With the creation of a multifunctional district in Smíchov South, an important urban development gap is closed that carries a strong architectural expression beyond the district itself. Anyone entering the new Smíchov South should recognise that this neighbourhood resembles historic city fabric,  and that the intelligent and attractive 7-part urban building block cluster naturally continues to build on and complement Prague’s cityscape. The design follows the wish for a harmonious transition from the Smíchov North to Smíchov South block edge development and at the same time helps to solve the difficult existing urban situation. The naturalness of the design lies in the fact that the individual buildings are subordinated to the overriding leitmotif, but at the same time develop independent characteristics.

The urban planning concept provides for transverse and longitudinal main axes and thus integrates the axes coming from Smíchov North, bus and train stations as well as the main traffic arteries.

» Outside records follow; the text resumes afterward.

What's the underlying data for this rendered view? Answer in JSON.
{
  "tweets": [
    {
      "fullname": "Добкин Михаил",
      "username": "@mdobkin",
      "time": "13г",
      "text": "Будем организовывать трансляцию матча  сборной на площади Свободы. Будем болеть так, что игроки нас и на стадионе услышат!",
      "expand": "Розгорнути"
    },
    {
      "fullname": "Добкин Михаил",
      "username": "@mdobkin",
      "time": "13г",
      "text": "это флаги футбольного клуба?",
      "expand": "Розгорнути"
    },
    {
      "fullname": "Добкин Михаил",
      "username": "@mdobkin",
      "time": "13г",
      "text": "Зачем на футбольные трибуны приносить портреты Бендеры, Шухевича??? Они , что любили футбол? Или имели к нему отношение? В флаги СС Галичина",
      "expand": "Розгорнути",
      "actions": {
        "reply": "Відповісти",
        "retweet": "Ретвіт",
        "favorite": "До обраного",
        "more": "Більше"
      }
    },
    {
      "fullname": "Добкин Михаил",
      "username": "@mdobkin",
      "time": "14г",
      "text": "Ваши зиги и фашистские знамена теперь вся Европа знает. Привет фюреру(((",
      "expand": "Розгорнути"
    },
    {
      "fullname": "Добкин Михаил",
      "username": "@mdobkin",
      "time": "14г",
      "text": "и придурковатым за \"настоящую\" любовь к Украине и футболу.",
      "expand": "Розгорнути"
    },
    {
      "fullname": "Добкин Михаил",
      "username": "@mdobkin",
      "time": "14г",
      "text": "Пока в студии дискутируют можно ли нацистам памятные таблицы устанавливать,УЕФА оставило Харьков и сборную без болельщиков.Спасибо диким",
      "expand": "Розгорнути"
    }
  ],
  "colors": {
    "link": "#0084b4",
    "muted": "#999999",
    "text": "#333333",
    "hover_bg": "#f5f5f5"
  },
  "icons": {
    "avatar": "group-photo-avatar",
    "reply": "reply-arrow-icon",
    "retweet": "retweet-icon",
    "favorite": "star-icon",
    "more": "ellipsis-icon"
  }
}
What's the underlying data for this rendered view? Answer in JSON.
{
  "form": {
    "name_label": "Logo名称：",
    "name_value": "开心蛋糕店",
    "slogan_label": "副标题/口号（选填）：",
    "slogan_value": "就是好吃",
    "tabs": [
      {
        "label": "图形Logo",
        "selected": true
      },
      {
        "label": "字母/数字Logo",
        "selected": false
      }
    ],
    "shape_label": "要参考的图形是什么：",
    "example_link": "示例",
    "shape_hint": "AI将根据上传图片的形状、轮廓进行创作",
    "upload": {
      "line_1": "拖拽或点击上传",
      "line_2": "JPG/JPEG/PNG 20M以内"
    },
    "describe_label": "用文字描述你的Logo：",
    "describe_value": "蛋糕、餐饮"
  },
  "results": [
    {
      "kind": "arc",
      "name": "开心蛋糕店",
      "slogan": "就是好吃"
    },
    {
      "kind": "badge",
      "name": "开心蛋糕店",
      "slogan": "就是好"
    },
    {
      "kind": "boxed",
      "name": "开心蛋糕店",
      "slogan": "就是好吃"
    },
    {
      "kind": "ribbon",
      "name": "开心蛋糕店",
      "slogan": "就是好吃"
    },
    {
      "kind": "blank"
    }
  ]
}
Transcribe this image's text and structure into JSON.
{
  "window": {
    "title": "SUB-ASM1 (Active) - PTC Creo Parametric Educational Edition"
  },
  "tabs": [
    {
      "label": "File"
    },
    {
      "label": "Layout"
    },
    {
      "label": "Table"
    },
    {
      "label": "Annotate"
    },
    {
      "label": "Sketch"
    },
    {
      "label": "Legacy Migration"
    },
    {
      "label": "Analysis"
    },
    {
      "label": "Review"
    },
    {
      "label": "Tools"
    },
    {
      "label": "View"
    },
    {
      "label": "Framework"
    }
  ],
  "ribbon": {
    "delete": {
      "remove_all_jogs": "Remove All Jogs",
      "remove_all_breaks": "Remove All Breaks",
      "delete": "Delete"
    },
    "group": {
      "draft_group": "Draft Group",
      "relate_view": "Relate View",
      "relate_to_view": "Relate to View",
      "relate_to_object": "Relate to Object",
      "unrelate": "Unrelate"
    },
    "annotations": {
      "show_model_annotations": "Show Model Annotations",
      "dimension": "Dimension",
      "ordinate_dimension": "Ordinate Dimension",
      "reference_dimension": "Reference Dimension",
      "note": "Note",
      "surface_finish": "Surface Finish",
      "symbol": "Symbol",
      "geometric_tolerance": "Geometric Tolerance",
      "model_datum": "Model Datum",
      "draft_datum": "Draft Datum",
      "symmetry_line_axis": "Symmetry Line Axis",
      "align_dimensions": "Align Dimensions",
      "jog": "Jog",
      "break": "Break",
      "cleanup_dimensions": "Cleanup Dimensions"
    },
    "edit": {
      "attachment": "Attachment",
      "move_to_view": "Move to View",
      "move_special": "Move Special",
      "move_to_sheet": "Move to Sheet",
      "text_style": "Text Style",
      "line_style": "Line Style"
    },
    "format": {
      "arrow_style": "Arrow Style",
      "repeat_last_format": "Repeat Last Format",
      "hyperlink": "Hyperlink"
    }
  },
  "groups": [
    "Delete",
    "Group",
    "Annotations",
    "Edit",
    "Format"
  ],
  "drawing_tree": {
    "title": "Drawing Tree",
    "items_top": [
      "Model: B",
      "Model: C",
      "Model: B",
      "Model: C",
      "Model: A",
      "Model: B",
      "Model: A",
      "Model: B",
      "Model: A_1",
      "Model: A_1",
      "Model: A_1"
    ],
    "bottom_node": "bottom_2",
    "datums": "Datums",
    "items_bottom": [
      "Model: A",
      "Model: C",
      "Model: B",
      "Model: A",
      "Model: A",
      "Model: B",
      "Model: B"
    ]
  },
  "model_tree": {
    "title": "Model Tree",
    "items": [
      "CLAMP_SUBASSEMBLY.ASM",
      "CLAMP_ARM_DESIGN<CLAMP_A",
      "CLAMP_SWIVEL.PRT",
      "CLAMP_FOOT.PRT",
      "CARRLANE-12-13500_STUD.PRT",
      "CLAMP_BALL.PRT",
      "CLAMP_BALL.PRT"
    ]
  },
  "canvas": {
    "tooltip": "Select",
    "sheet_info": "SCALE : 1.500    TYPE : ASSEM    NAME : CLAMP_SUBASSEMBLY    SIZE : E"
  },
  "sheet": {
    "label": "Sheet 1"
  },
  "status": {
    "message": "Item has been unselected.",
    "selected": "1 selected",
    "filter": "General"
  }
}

These arteries interlock the campus as a harmonious ensemble with the surrounding urban fabric. The rays converge to form a point and thus represent a centre, on the geometrical basis of which the entire area is developed. The fan-shaped elements and the resulting radii give the urban planning concept its implicit coherence. All important elements, the headquarters, the hotel and the other property developments are attached to this axis.

The new headquarters presents itself as a reception building for the Smíchov South district. With its central, wider access and open, green boulevard, it becomes the anchor point of the campus. With a room depth of 16.45 m, all types of floor plans are possible on the typical floors: the ‘homebases’ generally have a gross floor area of between 450-500 m², and smaller ‘homebases’ of 200-250 m² are also integrated on each floor.

The design of the facade is subordinated to two themes: The supposed geometric austerity of the screened, monotonous facades is broken by the seemingly organic structures of the ground floor. The visual jumble that is deliberately visible from a distance, the so-called moiré effect, makes the facades look like a skin. The moiré-like structure dissolves stringency and plays with the various levels of perception: If one gains the impression of a continuous window type from a distance, one can see up close that the initially predominantly rational “skin” forms an exciting but contrasting counterpart at the base due to the organically shaped structural elements.

Architect : Jan Kleihues

Address : Smíchov South, Prague

Promoter: Česká spořitelna a.s.

Client: Sekyra Group, a.s.

Competition : 2018, 3rd prize

GFA: 75,740 sqm

Type of use: headquarters, office, administration, hotel, conference, retail trade, restaurant, café, day-care centre, fitness studio